▸ Your objective: Respond with nothing but the number of lines in this data that include the word "user".

========================================

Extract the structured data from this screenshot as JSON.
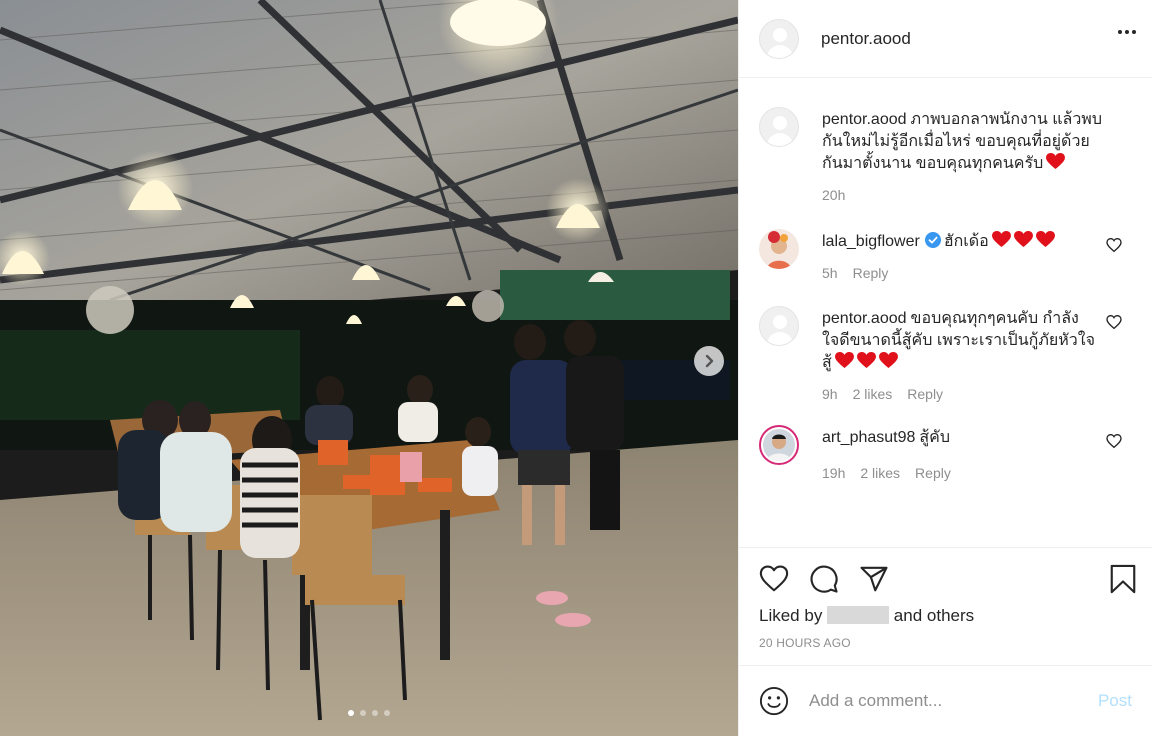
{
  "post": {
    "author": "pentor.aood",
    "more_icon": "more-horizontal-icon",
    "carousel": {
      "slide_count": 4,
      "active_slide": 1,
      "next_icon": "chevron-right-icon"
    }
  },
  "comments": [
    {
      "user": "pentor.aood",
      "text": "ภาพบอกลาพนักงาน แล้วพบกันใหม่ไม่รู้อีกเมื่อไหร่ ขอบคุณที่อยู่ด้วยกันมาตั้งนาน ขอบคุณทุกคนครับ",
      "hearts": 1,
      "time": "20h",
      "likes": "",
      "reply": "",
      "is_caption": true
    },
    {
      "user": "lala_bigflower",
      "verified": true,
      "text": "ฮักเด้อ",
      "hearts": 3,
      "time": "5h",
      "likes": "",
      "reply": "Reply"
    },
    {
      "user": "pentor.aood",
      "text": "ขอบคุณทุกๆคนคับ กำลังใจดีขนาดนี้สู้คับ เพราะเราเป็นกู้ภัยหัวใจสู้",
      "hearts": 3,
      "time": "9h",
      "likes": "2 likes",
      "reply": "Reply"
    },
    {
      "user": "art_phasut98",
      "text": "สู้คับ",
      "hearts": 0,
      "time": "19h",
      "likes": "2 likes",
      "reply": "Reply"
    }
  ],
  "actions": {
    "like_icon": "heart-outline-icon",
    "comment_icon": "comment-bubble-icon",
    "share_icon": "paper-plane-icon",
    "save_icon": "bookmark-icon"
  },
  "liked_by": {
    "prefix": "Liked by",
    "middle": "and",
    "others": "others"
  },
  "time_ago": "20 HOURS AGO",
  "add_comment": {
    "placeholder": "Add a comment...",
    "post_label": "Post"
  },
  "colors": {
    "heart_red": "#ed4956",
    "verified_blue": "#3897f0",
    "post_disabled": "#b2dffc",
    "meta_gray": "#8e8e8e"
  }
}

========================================

▸ Answer to this problem: 4